- Task prompt
Each entry must be given again exactly; images do not belong in the copy.

- Provided material

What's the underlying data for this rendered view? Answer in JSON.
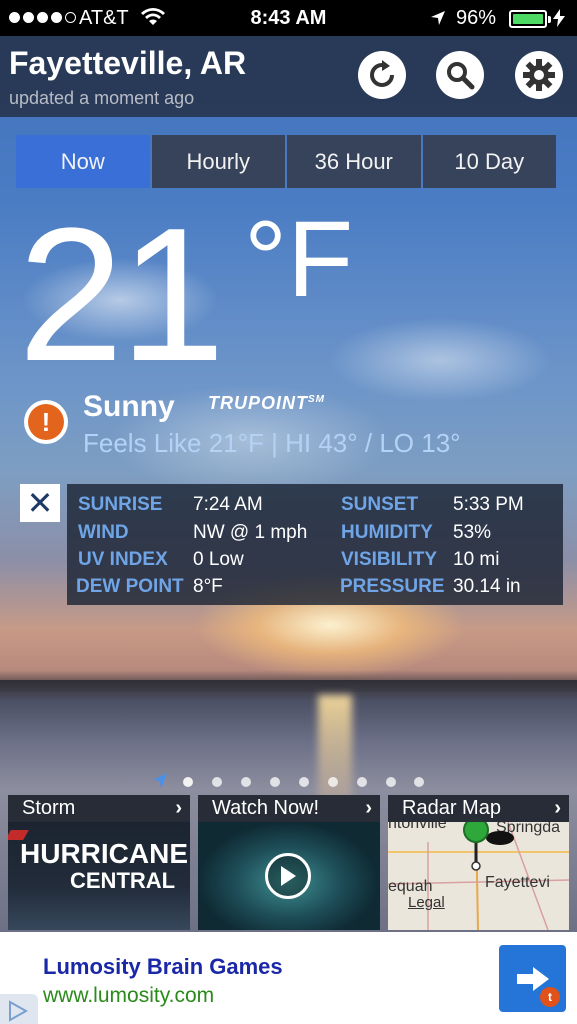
{
  "status_bar": {
    "carrier": "AT&T",
    "time": "8:43 AM",
    "battery": "96%"
  },
  "header": {
    "city": "Fayetteville, AR",
    "updated": "updated a moment ago"
  },
  "tabs": [
    {
      "label": "Now",
      "active": true
    },
    {
      "label": "Hourly",
      "active": false
    },
    {
      "label": "36 Hour",
      "active": false
    },
    {
      "label": "10 Day",
      "active": false
    }
  ],
  "current": {
    "temp": "21",
    "unit": "°F",
    "condition": "Sunny",
    "trupoint": "TRUPOINT",
    "trupoint_mark": "SM",
    "feels_like": "Feels Like 21°F | HI 43° / LO 13°"
  },
  "details": {
    "rows": [
      {
        "l1": "SUNRISE",
        "v1": "7:24 AM",
        "l2": "SUNSET",
        "v2": "5:33 PM"
      },
      {
        "l1": "WIND",
        "v1": "NW @ 1 mph",
        "l2": "HUMIDITY",
        "v2": "53%"
      },
      {
        "l1": "UV INDEX",
        "v1": "0 Low",
        "l2": "VISIBILITY",
        "v2": "10 mi"
      },
      {
        "l1": "DEW POINT",
        "v1": "8°F",
        "l2": "PRESSURE",
        "v2": "30.14 in"
      }
    ]
  },
  "cards": {
    "storm": {
      "title": "Storm",
      "line1": "HURRICANE",
      "line2": "CENTRAL"
    },
    "video": {
      "title": "Watch Now!"
    },
    "radar": {
      "title": "Radar Map",
      "towns": [
        "ntonville",
        "Springda",
        "equah",
        "Fayettevi"
      ],
      "legal": "Legal"
    }
  },
  "ad": {
    "title": "Lumosity Brain Games",
    "url": "www.lumosity.com",
    "badge": "t"
  },
  "colors": {
    "accent": "#3a6fd8",
    "label_blue": "#6fa5e6",
    "alert_orange": "#e3641c"
  }
}
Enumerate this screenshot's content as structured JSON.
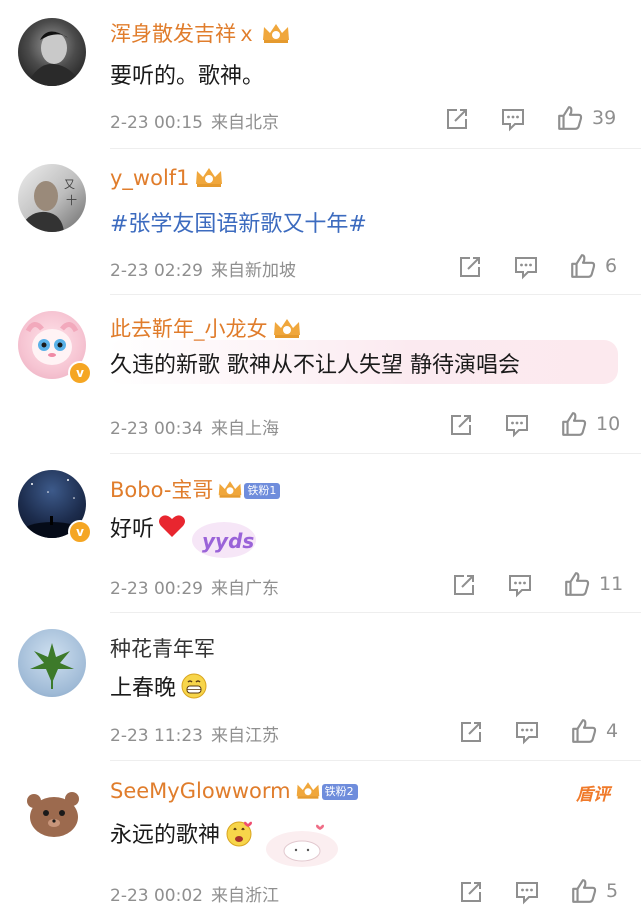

- Answer to this exercise
What's the underlying data for this rendered view? Answer in JSON.
{
  "status_bar": {
    "carrier": "AT&T",
    "time": "8:43 AM",
    "battery": "96%"
  },
  "header": {
    "city": "Fayetteville, AR",
    "updated": "updated a moment ago"
  },
  "tabs": [
    {
      "label": "Now",
      "active": true
    },
    {
      "label": "Hourly",
      "active": false
    },
    {
      "label": "36 Hour",
      "active": false
    },
    {
      "label": "10 Day",
      "active": false
    }
  ],
  "current": {
    "temp": "21",
    "unit": "°F",
    "condition": "Sunny",
    "trupoint": "TRUPOINT",
    "trupoint_mark": "SM",
    "feels_like": "Feels Like 21°F | HI 43° / LO 13°"
  },
  "details": {
    "rows": [
      {
        "l1": "SUNRISE",
        "v1": "7:24 AM",
        "l2": "SUNSET",
        "v2": "5:33 PM"
      },
      {
        "l1": "WIND",
        "v1": "NW @ 1 mph",
        "l2": "HUMIDITY",
        "v2": "53%"
      },
      {
        "l1": "UV INDEX",
        "v1": "0 Low",
        "l2": "VISIBILITY",
        "v2": "10 mi"
      },
      {
        "l1": "DEW POINT",
        "v1": "8°F",
        "l2": "PRESSURE",
        "v2": "30.14 in"
      }
    ]
  },
  "cards": {
    "storm": {
      "title": "Storm",
      "line1": "HURRICANE",
      "line2": "CENTRAL"
    },
    "video": {
      "title": "Watch Now!"
    },
    "radar": {
      "title": "Radar Map",
      "towns": [
        "ntonville",
        "Springda",
        "equah",
        "Fayettevi"
      ],
      "legal": "Legal"
    }
  },
  "ad": {
    "title": "Lumosity Brain Games",
    "url": "www.lumosity.com",
    "badge": "t"
  },
  "colors": {
    "accent": "#3a6fd8",
    "label_blue": "#6fa5e6",
    "alert_orange": "#e3641c"
  }
}
Enumerate this screenshot's content as structured JSON.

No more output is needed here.